▸ AIM OF THE EXERCISE
Everything in the data below except the pictures must be repeated word for word.

▸ RECORDS TO PROCESS

■ ■ ■ ■

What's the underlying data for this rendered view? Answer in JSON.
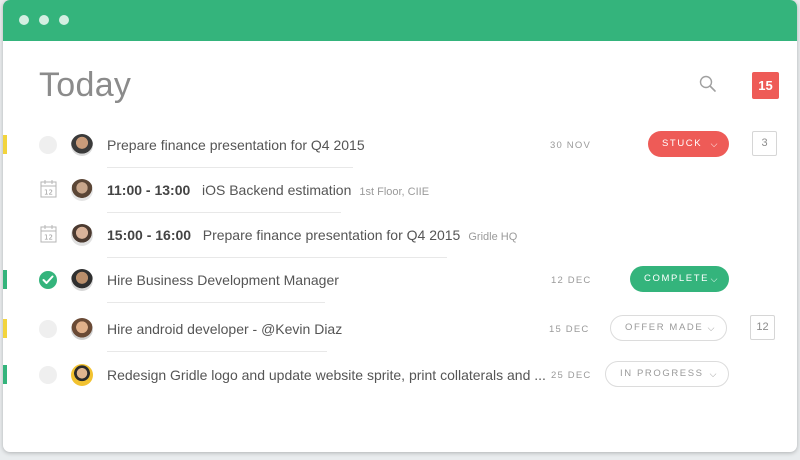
{
  "header": {
    "title": "Today",
    "date_badge": "15"
  },
  "icons": {
    "search": "search-icon",
    "calendar": "calendar-icon",
    "check": "check-icon",
    "chevron": "chevron-down-icon"
  },
  "colors": {
    "brand": "#34b47c",
    "stuck": "#ee5b57",
    "complete": "#34b47c",
    "yellow_flag": "#f2d43d",
    "green_flag": "#34b47c"
  },
  "tasks": [
    {
      "title": "Prepare finance presentation for Q4 2015",
      "date": "30 NOV",
      "status": "STUCK",
      "count": "3"
    },
    {
      "time": "11:00 - 13:00",
      "title": "iOS Backend estimation",
      "location": "1st Floor, CIIE",
      "calendar_day": "12"
    },
    {
      "time": "15:00 - 16:00",
      "title": "Prepare finance presentation for Q4 2015",
      "location": "Gridle HQ",
      "calendar_day": "12"
    },
    {
      "title": "Hire Business Development Manager",
      "date": "12 DEC",
      "status": "COMPLETE"
    },
    {
      "title": "Hire android developer - @Kevin Diaz",
      "date": "15 DEC",
      "status": "OFFER MADE",
      "count": "12"
    },
    {
      "title": "Redesign Gridle logo and update website sprite, print collaterals and ...",
      "date": "25 DEC",
      "status": "IN PROGRESS"
    }
  ]
}
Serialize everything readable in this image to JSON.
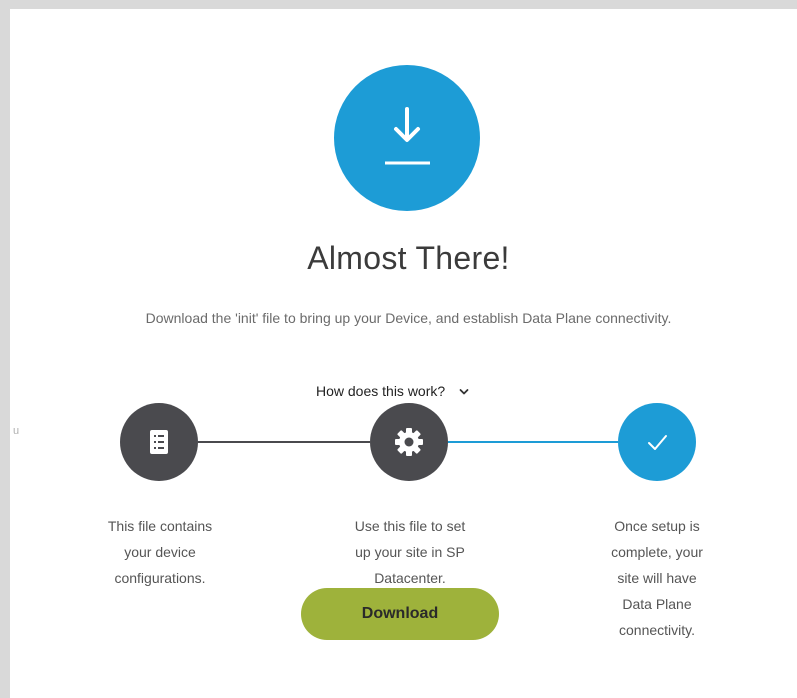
{
  "hero": {
    "title": "Almost There!",
    "subtitle": "Download the 'init' file to bring up your Device, and establish Data Plane connectivity.",
    "icon": "download-icon"
  },
  "toggle": {
    "label": "How does this work?",
    "icon": "chevron-down-icon"
  },
  "steps": [
    {
      "icon": "file-list-icon",
      "lines": [
        "This file contains",
        "your device",
        "configurations."
      ]
    },
    {
      "icon": "gear-icon",
      "lines": [
        "Use this file to set",
        "up your site in SP",
        "Datacenter."
      ]
    },
    {
      "icon": "checkmark-icon",
      "lines": [
        "Once setup is",
        "complete, your",
        "site will have",
        "Data Plane",
        "connectivity."
      ]
    }
  ],
  "download_button": {
    "label": "Download"
  },
  "edge_text": "u",
  "colors": {
    "accent_blue": "#1d9cd6",
    "dark_step": "#4a4a4e",
    "button_green": "#9eb23b"
  }
}
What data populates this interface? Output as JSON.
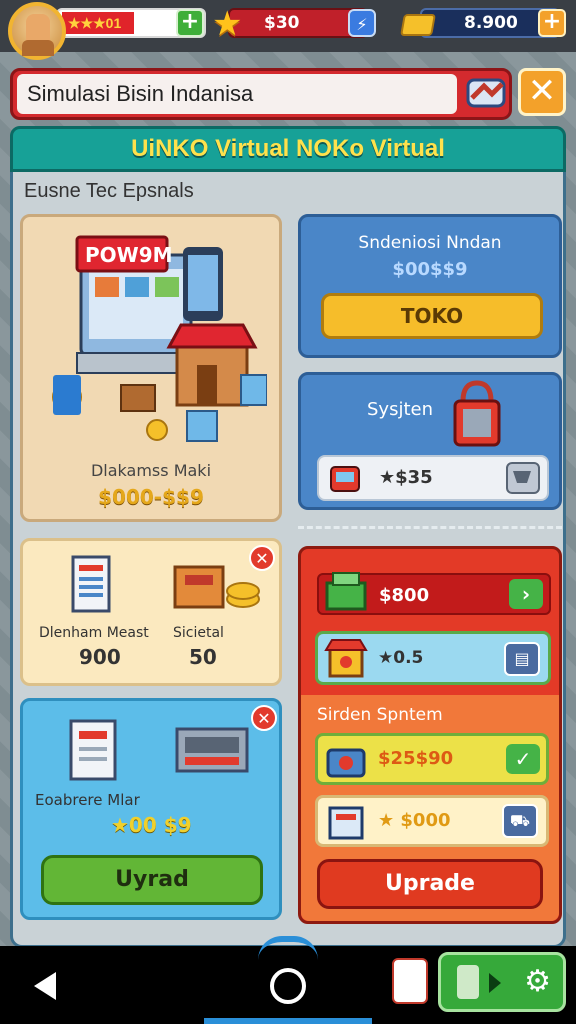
{
  "hud": {
    "player_flag_text": "★★★01",
    "stars_value": "$30",
    "gold_value": "8.900",
    "plus_label": "+",
    "swap_label": "⚡"
  },
  "title_bar": {
    "title": "Simulasi Bisin Indanisa",
    "close_label": "✕"
  },
  "banner": {
    "title": "UiNKO Virtual NOKo Virtual"
  },
  "section_label": "Eusne Tec   Epsnals",
  "shop_card": {
    "label": "Dlakamss Maki",
    "price": "$000-$$9"
  },
  "order_card": {
    "title": "Sndeniosi Nndan",
    "price": "$00$$9",
    "button_label": "TOKO"
  },
  "system_card": {
    "title": "Sysjten",
    "row_value": "★$35"
  },
  "stats_card": {
    "label_1": "Dlenham Meast",
    "label_2": "Sicietal",
    "value_1": "900",
    "value_2": "50",
    "close_label": "✕"
  },
  "upgrade_card": {
    "label": "Eoabrere Mlar",
    "price": "★00 $9",
    "button_label": "Uyrad",
    "close_label": "✕"
  },
  "red_card": {
    "row1_value": "$800",
    "row2_value": "★0.5",
    "section_title": "Sirden Spntem",
    "row3_value": "$25$90",
    "row4_value": "★ $000",
    "button_label": "Uprade"
  },
  "colors": {
    "accent_red": "#d42a2e",
    "accent_teal": "#17a197",
    "accent_gold": "#f6bd2a",
    "accent_green": "#62b636"
  }
}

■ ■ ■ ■

▸ WRITTEN ANSWER
What's the underlying data for this rendered view? Answer in JSON.
{
  "header": {
    "title": "Today",
    "date_badge": "15"
  },
  "icons": {
    "search": "search-icon",
    "calendar": "calendar-icon",
    "check": "check-icon",
    "chevron": "chevron-down-icon"
  },
  "colors": {
    "brand": "#34b47c",
    "stuck": "#ee5b57",
    "complete": "#34b47c",
    "yellow_flag": "#f2d43d",
    "green_flag": "#34b47c"
  },
  "tasks": [
    {
      "title": "Prepare finance presentation for Q4 2015",
      "date": "30 NOV",
      "status": "STUCK",
      "count": "3"
    },
    {
      "time": "11:00 - 13:00",
      "title": "iOS Backend estimation",
      "location": "1st Floor, CIIE",
      "calendar_day": "12"
    },
    {
      "time": "15:00 - 16:00",
      "title": "Prepare finance presentation for Q4 2015",
      "location": "Gridle HQ",
      "calendar_day": "12"
    },
    {
      "title": "Hire Business Development Manager",
      "date": "12 DEC",
      "status": "COMPLETE"
    },
    {
      "title": "Hire android developer - @Kevin Diaz",
      "date": "15 DEC",
      "status": "OFFER MADE",
      "count": "12"
    },
    {
      "title": "Redesign Gridle logo and update website sprite, print collaterals and ...",
      "date": "25 DEC",
      "status": "IN PROGRESS"
    }
  ]
}
Serialize everything readable in this image to JSON.
{
  "hero": {
    "title": "Almost There!",
    "subtitle": "Download the 'init' file to bring up your Device, and establish Data Plane connectivity.",
    "icon": "download-icon"
  },
  "toggle": {
    "label": "How does this work?",
    "icon": "chevron-down-icon"
  },
  "steps": [
    {
      "icon": "file-list-icon",
      "lines": [
        "This file contains",
        "your device",
        "configurations."
      ]
    },
    {
      "icon": "gear-icon",
      "lines": [
        "Use this file to set",
        "up your site in SP",
        "Datacenter."
      ]
    },
    {
      "icon": "checkmark-icon",
      "lines": [
        "Once setup is",
        "complete, your",
        "site will have",
        "Data Plane",
        "connectivity."
      ]
    }
  ],
  "download_button": {
    "label": "Download"
  },
  "edge_text": "u",
  "colors": {
    "accent_blue": "#1d9cd6",
    "dark_step": "#4a4a4e",
    "button_green": "#9eb23b"
  }
}
What data populates this interface? Output as JSON.
{
  "hud": {
    "player_flag_text": "★★★01",
    "stars_value": "$30",
    "gold_value": "8.900",
    "plus_label": "+",
    "swap_label": "⚡"
  },
  "title_bar": {
    "title": "Simulasi Bisin Indanisa",
    "close_label": "✕"
  },
  "banner": {
    "title": "UiNKO Virtual NOKo Virtual"
  },
  "section_label": "Eusne Tec   Epsnals",
  "shop_card": {
    "label": "Dlakamss Maki",
    "price": "$000-$$9"
  },
  "order_card": {
    "title": "Sndeniosi Nndan",
    "price": "$00$$9",
    "button_label": "TOKO"
  },
  "system_card": {
    "title": "Sysjten",
    "row_value": "★$35"
  },
  "stats_card": {
    "label_1": "Dlenham Meast",
    "label_2": "Sicietal",
    "value_1": "900",
    "value_2": "50",
    "close_label": "✕"
  },
  "upgrade_card": {
    "label": "Eoabrere Mlar",
    "price": "★00 $9",
    "button_label": "Uyrad",
    "close_label": "✕"
  },
  "red_card": {
    "row1_value": "$800",
    "row2_value": "★0.5",
    "section_title": "Sirden Spntem",
    "row3_value": "$25$90",
    "row4_value": "★ $000",
    "button_label": "Uprade"
  },
  "colors": {
    "accent_red": "#d42a2e",
    "accent_teal": "#17a197",
    "accent_gold": "#f6bd2a",
    "accent_green": "#62b636"
  }
}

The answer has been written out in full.